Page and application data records
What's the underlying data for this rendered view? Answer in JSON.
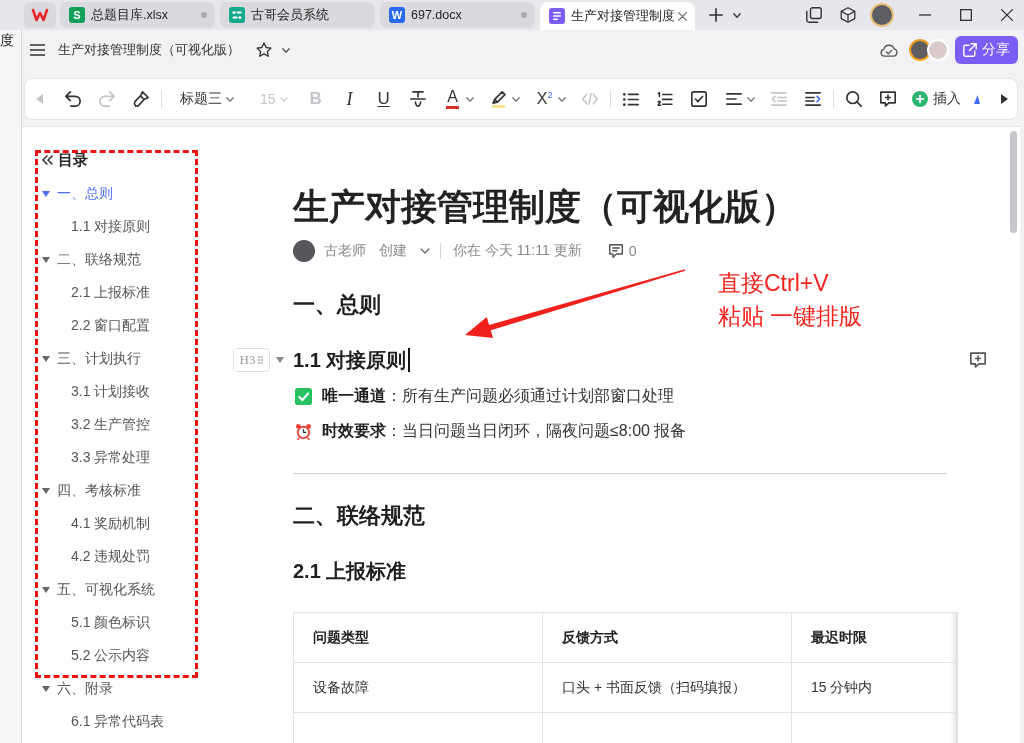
{
  "background_window": {
    "text": "度"
  },
  "tabs": [
    {
      "kind": "sheet",
      "icon_letter": "S",
      "label": "总题目库.xlsx",
      "modified": true,
      "selected": false
    },
    {
      "kind": "app",
      "label": "古哥会员系统",
      "modified": false,
      "selected": false
    },
    {
      "kind": "word",
      "icon_letter": "W",
      "label": "697.docx",
      "modified": true,
      "selected": false
    },
    {
      "kind": "doc",
      "label": "生产对接管理制度",
      "modified": false,
      "selected": true
    }
  ],
  "header_bar": {
    "title": "生产对接管理制度（可视化版）",
    "share_label": "分享"
  },
  "toolbar": [
    {
      "kind": "scroll-left",
      "disabled": true
    },
    {
      "kind": "undo",
      "disabled": false
    },
    {
      "kind": "redo",
      "disabled": true
    },
    {
      "kind": "format-painter",
      "disabled": false
    },
    {
      "kind": "separator"
    },
    {
      "kind": "dropdown",
      "label": "标题三",
      "disabled": false
    },
    {
      "kind": "dropdown",
      "label": "15",
      "disabled": true
    },
    {
      "kind": "bold",
      "glyph": "B",
      "disabled": true
    },
    {
      "kind": "italic",
      "glyph": "I",
      "disabled": false
    },
    {
      "kind": "underline",
      "glyph": "U",
      "disabled": false
    },
    {
      "kind": "strikethrough",
      "disabled": false
    },
    {
      "kind": "font-color",
      "glyph": "A",
      "color": "#d93026",
      "disabled": false
    },
    {
      "kind": "highlight",
      "color": "#f6e58d",
      "disabled": false
    },
    {
      "kind": "superscript",
      "glyph": "X$^{2}$",
      "disabled": false
    },
    {
      "kind": "code",
      "disabled": true
    },
    {
      "kind": "separator"
    },
    {
      "kind": "bullet-list",
      "disabled": false
    },
    {
      "kind": "numbered-list",
      "disabled": false
    },
    {
      "kind": "task-list",
      "disabled": false
    },
    {
      "kind": "align",
      "disabled": false
    },
    {
      "kind": "outdent",
      "disabled": true
    },
    {
      "kind": "indent",
      "disabled": false
    },
    {
      "kind": "separator"
    },
    {
      "kind": "search",
      "disabled": false
    },
    {
      "kind": "comment",
      "disabled": false
    },
    {
      "kind": "insert",
      "label": "插入",
      "disabled": false
    },
    {
      "kind": "partial"
    },
    {
      "kind": "scroll-right",
      "disabled": false
    }
  ],
  "toc": {
    "title": "目录",
    "items": [
      {
        "label": "一、总则",
        "selected": true,
        "expanded": true,
        "children": [
          {
            "label": "1.1 对接原则",
            "selected": false
          }
        ]
      },
      {
        "label": "二、联络规范",
        "selected": false,
        "expanded": true,
        "children": [
          {
            "label": "2.1 上报标准",
            "selected": false
          },
          {
            "label": "2.2 窗口配置",
            "selected": false
          }
        ]
      },
      {
        "label": "三、计划执行",
        "selected": false,
        "expanded": true,
        "children": [
          {
            "label": "3.1 计划接收",
            "selected": false
          },
          {
            "label": "3.2 生产管控",
            "selected": false
          },
          {
            "label": "3.3 异常处理",
            "selected": false
          }
        ]
      },
      {
        "label": "四、考核标准",
        "selected": false,
        "expanded": true,
        "children": [
          {
            "label": "4.1 奖励机制",
            "selected": false
          },
          {
            "label": "4.2 违规处罚",
            "selected": false
          }
        ]
      },
      {
        "label": "五、可视化系统",
        "selected": false,
        "expanded": true,
        "children": [
          {
            "label": "5.1 颜色标识",
            "selected": false
          },
          {
            "label": "5.2 公示内容",
            "selected": false
          }
        ]
      },
      {
        "label": "六、附录",
        "selected": false,
        "expanded": true,
        "children": [
          {
            "label": "6.1 异常代码表",
            "selected": false
          }
        ]
      }
    ]
  },
  "document": {
    "title": "生产对接管理制度（可视化版）",
    "author": "古老师",
    "action": "创建",
    "updated": "你在 今天 11:11 更新",
    "comment_count": "0",
    "blocks": [
      {
        "kind": "h2",
        "text": "一、总则"
      },
      {
        "kind": "h3",
        "text": "1.1 对接原则",
        "handle": "H3",
        "focused": true
      },
      {
        "kind": "check_bullet",
        "text": "**唯一通道**：所有生产问题必须通过计划部窗口处理"
      },
      {
        "kind": "alarm_bullet",
        "text": "**时效要求**：当日问题当日闭环，隔夜问题≤8:00 报备"
      },
      {
        "kind": "divider"
      },
      {
        "kind": "h2",
        "text": "二、联络规范"
      },
      {
        "kind": "h3",
        "text": "2.1 上报标准",
        "focused": false
      },
      {
        "kind": "table",
        "columns": [
          "问题类型",
          "反馈方式",
          "最迟时限"
        ],
        "rows": [
          [
            "设备故障",
            "口头 + 书面反馈（扫码填报）",
            "15 分钟内"
          ]
        ]
      }
    ]
  },
  "annotation": {
    "lines": [
      "直接Ctrl+V",
      "粘贴 一键排版"
    ]
  }
}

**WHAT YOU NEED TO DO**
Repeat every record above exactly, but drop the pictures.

**TASK OUTPUT**
What's the underlying data for this rendered view? Answer in JSON.
{
  "background_window": {
    "text": "度"
  },
  "tabs": [
    {
      "kind": "sheet",
      "icon_letter": "S",
      "label": "总题目库.xlsx",
      "modified": true,
      "selected": false
    },
    {
      "kind": "app",
      "label": "古哥会员系统",
      "modified": false,
      "selected": false
    },
    {
      "kind": "word",
      "icon_letter": "W",
      "label": "697.docx",
      "modified": true,
      "selected": false
    },
    {
      "kind": "doc",
      "label": "生产对接管理制度",
      "modified": false,
      "selected": true
    }
  ],
  "header_bar": {
    "title": "生产对接管理制度（可视化版）",
    "share_label": "分享"
  },
  "toolbar": [
    {
      "kind": "scroll-left",
      "disabled": true
    },
    {
      "kind": "undo",
      "disabled": false
    },
    {
      "kind": "redo",
      "disabled": true
    },
    {
      "kind": "format-painter",
      "disabled": false
    },
    {
      "kind": "separator"
    },
    {
      "kind": "dropdown",
      "label": "标题三",
      "disabled": false
    },
    {
      "kind": "dropdown",
      "label": "15",
      "disabled": true
    },
    {
      "kind": "bold",
      "glyph": "B",
      "disabled": true
    },
    {
      "kind": "italic",
      "glyph": "I",
      "disabled": false
    },
    {
      "kind": "underline",
      "glyph": "U",
      "disabled": false
    },
    {
      "kind": "strikethrough",
      "disabled": false
    },
    {
      "kind": "font-color",
      "glyph": "A",
      "color": "#d93026",
      "disabled": false
    },
    {
      "kind": "highlight",
      "color": "#f6e58d",
      "disabled": false
    },
    {
      "kind": "superscript",
      "glyph": "X$^{2}$",
      "disabled": false
    },
    {
      "kind": "code",
      "disabled": true
    },
    {
      "kind": "separator"
    },
    {
      "kind": "bullet-list",
      "disabled": false
    },
    {
      "kind": "numbered-list",
      "disabled": false
    },
    {
      "kind": "task-list",
      "disabled": false
    },
    {
      "kind": "align",
      "disabled": false
    },
    {
      "kind": "outdent",
      "disabled": true
    },
    {
      "kind": "indent",
      "disabled": false
    },
    {
      "kind": "separator"
    },
    {
      "kind": "search",
      "disabled": false
    },
    {
      "kind": "comment",
      "disabled": false
    },
    {
      "kind": "insert",
      "label": "插入",
      "disabled": false
    },
    {
      "kind": "partial"
    },
    {
      "kind": "scroll-right",
      "disabled": false
    }
  ],
  "toc": {
    "title": "目录",
    "items": [
      {
        "label": "一、总则",
        "selected": true,
        "expanded": true,
        "children": [
          {
            "label": "1.1 对接原则",
            "selected": false
          }
        ]
      },
      {
        "label": "二、联络规范",
        "selected": false,
        "expanded": true,
        "children": [
          {
            "label": "2.1 上报标准",
            "selected": false
          },
          {
            "label": "2.2 窗口配置",
            "selected": false
          }
        ]
      },
      {
        "label": "三、计划执行",
        "selected": false,
        "expanded": true,
        "children": [
          {
            "label": "3.1 计划接收",
            "selected": false
          },
          {
            "label": "3.2 生产管控",
            "selected": false
          },
          {
            "label": "3.3 异常处理",
            "selected": false
          }
        ]
      },
      {
        "label": "四、考核标准",
        "selected": false,
        "expanded": true,
        "children": [
          {
            "label": "4.1 奖励机制",
            "selected": false
          },
          {
            "label": "4.2 违规处罚",
            "selected": false
          }
        ]
      },
      {
        "label": "五、可视化系统",
        "selected": false,
        "expanded": true,
        "children": [
          {
            "label": "5.1 颜色标识",
            "selected": false
          },
          {
            "label": "5.2 公示内容",
            "selected": false
          }
        ]
      },
      {
        "label": "六、附录",
        "selected": false,
        "expanded": true,
        "children": [
          {
            "label": "6.1 异常代码表",
            "selected": false
          }
        ]
      }
    ]
  },
  "document": {
    "title": "生产对接管理制度（可视化版）",
    "author": "古老师",
    "action": "创建",
    "updated": "你在 今天 11:11 更新",
    "comment_count": "0",
    "blocks": [
      {
        "kind": "h2",
        "text": "一、总则"
      },
      {
        "kind": "h3",
        "text": "1.1 对接原则",
        "handle": "H3",
        "focused": true
      },
      {
        "kind": "check_bullet",
        "text": "**唯一通道**：所有生产问题必须通过计划部窗口处理"
      },
      {
        "kind": "alarm_bullet",
        "text": "**时效要求**：当日问题当日闭环，隔夜问题≤8:00 报备"
      },
      {
        "kind": "divider"
      },
      {
        "kind": "h2",
        "text": "二、联络规范"
      },
      {
        "kind": "h3",
        "text": "2.1 上报标准",
        "focused": false
      },
      {
        "kind": "table",
        "columns": [
          "问题类型",
          "反馈方式",
          "最迟时限"
        ],
        "rows": [
          [
            "设备故障",
            "口头 + 书面反馈（扫码填报）",
            "15 分钟内"
          ]
        ]
      }
    ]
  },
  "annotation": {
    "lines": [
      "直接Ctrl+V",
      "粘贴 一键排版"
    ]
  }
}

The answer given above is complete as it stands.